While we know many cruise lines say you can go on a cruise for less than $50/day, what does that actually mean? What is typically included in the cost of a cruise vacation, and what costs are considered extra? What costs should you budget for after you get on board?
What Does Base Fare Cover?
The base fare for a cruise may be less than fifty dollars per person, per day on the ship. This means that a family of four should plan on paying two hundred dollars per day as a minimum for their trip. This is a good deal considering it includes the cost of your room, meals, taxes and port charges.
Remember that the price of the cruise doesn’t include the cost of flying to the port where the ship leaves. And it won’t cover the cost getting from the airport to your ship.
The cost of the cruise vacation also depends on the itinerary you choose. Cruises in Alaska cost more to support, so you’ll be paying a premium to explore The Last Frontier. If you’re considering a Hawaiian cruise, your airfare could cost as much as the cruise depending on the embarkation port and where you live.
Things that Will Increase the Cost of a Cruise Vacation
Type of Stateroom – The cruise fares that you see in commercials and ads are always based on inside staterooms. You will pay more for larger rooms, windows and balconies.
Expect to pay upwards of $30 or more dollars per person per day for an oceanview room. Balconies can cost a hundred dollars or more per person. The luxury suites with hot tubs, extra rooms and dedicated staff will come with a hefty price tag as well.
Cruise Ships – Sailing on newer ships with more amenities will cost more than cruising on an older one – but the activities and amenities offered may be a fair trade-off. The newest ships cost more because cruise lines are trying to offset the cost of their construction.
Cruise Ship Activities & Amenities – Base cruise fare includes many shipboard activities and amenities, but not all. It won’t include meals at specialty restaurants and may not include childcare during certain times of the day. The exercise room and jogging track is always free, but specialized fitness classes may be extra.
Some cruise ships have self-service laundry facilities and some only offer dry cleaning or ironing services. Make sure you account for these additional costs – especially if you’re traveling with babies and toddlers – more family members mean more clothes to pack and more laundry to do!
Tips & Gratuities – One of the biggest expenses that aren’t included in the base cruise fare you see being advertised are tips for housekeeping and dining staff. Cruise lines have a recommended daily rate for tipping and it’s nice to recognize crew members who have made your vacation a memorable one.
Excursions & Tours – Shore excursions and tours are an out of pocket expense. Don’t forget to budget for transportation to and from attractions if you’re going the DIY route for port days. Same goes for meals on shore.

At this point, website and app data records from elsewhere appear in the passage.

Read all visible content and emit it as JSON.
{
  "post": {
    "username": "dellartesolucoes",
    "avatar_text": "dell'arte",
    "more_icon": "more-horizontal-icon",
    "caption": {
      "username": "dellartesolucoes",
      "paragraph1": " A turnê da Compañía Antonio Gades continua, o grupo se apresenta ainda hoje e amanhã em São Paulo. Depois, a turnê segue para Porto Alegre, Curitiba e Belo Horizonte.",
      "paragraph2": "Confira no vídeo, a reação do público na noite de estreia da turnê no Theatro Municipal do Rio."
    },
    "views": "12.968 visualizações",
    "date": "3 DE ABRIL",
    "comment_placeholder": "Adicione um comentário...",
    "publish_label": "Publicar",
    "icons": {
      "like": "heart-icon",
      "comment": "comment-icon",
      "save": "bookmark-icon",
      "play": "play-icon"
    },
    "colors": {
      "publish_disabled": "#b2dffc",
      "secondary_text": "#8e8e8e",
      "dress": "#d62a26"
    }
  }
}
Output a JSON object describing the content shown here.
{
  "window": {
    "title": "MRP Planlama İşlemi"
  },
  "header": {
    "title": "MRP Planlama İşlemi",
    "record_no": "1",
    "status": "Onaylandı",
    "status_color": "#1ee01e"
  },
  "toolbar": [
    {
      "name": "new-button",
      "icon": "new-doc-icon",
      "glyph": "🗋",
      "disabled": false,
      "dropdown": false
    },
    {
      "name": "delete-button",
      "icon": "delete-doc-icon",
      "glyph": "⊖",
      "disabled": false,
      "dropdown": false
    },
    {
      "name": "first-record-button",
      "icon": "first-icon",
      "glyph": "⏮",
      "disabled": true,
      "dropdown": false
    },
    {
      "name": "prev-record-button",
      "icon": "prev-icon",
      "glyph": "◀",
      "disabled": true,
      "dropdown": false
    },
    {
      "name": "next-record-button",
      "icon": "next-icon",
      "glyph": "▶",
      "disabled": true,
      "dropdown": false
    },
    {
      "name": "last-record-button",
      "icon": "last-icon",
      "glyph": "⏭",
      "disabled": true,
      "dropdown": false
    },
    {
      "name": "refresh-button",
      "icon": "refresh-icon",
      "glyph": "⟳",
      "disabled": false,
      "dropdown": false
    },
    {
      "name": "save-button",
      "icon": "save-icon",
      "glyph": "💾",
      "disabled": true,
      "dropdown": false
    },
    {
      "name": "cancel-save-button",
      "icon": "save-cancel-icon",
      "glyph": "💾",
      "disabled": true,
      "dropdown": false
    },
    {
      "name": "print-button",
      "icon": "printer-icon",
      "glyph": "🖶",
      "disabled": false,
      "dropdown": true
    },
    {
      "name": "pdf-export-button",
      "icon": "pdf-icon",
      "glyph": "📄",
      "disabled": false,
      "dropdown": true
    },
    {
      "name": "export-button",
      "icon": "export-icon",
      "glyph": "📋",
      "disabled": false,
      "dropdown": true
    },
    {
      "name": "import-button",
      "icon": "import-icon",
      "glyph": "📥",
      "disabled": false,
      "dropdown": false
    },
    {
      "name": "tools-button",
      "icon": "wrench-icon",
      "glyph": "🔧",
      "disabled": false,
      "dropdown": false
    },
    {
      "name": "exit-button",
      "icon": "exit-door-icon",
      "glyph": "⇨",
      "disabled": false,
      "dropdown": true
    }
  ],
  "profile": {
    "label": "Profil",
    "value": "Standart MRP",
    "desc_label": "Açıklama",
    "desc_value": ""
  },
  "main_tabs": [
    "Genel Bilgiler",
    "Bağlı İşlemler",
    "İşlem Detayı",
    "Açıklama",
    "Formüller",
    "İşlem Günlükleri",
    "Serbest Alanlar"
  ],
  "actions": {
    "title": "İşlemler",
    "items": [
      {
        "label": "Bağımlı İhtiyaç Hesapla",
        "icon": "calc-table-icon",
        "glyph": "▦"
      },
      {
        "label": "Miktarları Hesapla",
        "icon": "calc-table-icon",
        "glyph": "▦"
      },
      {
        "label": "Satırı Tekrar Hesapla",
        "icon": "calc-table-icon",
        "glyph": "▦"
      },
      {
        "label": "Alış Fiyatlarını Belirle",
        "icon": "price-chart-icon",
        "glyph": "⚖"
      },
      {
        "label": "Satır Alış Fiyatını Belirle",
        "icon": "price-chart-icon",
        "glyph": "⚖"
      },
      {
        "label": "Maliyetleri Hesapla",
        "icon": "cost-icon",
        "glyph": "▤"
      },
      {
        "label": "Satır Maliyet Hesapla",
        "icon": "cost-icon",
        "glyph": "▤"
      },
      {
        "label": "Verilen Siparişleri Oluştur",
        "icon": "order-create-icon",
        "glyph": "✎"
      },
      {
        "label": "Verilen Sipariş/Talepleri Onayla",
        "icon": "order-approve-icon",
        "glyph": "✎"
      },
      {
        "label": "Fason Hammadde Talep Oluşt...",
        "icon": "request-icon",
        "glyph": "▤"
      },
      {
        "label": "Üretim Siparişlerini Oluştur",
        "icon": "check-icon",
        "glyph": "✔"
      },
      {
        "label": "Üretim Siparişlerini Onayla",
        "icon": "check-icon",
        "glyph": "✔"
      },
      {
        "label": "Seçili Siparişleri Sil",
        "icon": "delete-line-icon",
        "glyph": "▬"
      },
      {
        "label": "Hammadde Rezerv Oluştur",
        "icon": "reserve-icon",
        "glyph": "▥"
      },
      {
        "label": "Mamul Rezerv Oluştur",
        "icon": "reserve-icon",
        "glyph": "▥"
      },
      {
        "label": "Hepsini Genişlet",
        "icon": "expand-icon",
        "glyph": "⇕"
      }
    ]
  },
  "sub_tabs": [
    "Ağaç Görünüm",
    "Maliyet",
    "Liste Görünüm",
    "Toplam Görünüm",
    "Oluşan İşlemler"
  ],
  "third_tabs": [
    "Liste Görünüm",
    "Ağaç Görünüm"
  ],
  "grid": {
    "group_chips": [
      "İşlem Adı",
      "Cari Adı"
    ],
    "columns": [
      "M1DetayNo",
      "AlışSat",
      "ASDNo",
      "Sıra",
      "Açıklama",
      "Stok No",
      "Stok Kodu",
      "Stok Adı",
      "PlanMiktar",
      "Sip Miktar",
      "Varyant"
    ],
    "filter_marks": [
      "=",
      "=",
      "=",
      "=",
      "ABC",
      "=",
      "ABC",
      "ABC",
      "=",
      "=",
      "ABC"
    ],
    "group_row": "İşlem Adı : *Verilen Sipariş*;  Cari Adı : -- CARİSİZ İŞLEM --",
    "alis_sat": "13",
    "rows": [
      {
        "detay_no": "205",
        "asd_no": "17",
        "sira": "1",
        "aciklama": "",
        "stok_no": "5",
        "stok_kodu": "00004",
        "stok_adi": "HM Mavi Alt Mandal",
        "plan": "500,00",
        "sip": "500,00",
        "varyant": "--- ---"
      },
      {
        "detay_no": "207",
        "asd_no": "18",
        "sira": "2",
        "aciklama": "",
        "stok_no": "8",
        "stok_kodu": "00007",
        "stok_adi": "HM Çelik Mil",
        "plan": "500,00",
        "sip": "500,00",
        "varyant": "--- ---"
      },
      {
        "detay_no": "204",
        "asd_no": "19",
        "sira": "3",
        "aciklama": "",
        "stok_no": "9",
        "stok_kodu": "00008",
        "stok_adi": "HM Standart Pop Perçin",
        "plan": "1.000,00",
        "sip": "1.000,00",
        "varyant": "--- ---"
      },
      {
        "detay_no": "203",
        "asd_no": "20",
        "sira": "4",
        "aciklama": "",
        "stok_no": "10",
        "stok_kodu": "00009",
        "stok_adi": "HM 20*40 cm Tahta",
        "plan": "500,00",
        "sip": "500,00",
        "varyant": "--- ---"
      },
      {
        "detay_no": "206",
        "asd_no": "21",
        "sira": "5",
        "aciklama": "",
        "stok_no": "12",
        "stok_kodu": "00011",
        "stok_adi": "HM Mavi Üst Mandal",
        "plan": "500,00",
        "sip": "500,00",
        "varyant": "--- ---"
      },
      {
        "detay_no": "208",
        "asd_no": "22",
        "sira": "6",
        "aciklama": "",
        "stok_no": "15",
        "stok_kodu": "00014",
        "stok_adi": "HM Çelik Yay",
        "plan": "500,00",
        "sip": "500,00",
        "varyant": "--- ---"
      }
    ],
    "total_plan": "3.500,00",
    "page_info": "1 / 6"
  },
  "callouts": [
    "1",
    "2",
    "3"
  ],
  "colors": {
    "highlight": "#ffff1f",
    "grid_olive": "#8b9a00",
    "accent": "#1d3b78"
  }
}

Pre & Post Cruise Stays – If you’re planning on extending your vacation with a pre or post cruise stay, you’ll need to calculate the cost of accommodations, food and activities for the entire family and add this number to your budget tracker. This can get costly especially if you are flying into Orlando International Airport and departing from Port Canaveral and you are planning to visit Orlando’s theme parks before or after your cruise!
While it’s often recommended to arrive at least a day prior to a cruise – just so kids can get adjusted to the area or time change – this can drive up vacation costs significantly. You’ll find hotel recommendations for every budget level in the Port of Call Guides for Departure Ports.
Easy Ways to Stick to a Cruise Vacation Budget
The cost of the cruise depends on the demand for it, and the highest costs are during Spring Break, Winter Break and the summer. If you can travel during off peak months like September or early December, you could save significantly on the cost of the cruise.
Depending on the cruise line, drinks other than coffee, tea and water are extra. Learn about the alcohol and drink policies of the cruise line before you board – you might be able to bring your own drinks onboard or their drink packages may be more cost effective for your family.
While you’re in the research phase – choosing the cruise line or itinerary – make sure you look into which activities are free and which require a fee. When cruising with kids these small fees can quickly add up once you set sail.
Looking for more ways to stick to your vacation budget? Check out our 22 Ways to Save Money on Your Family Cruise Vacation post.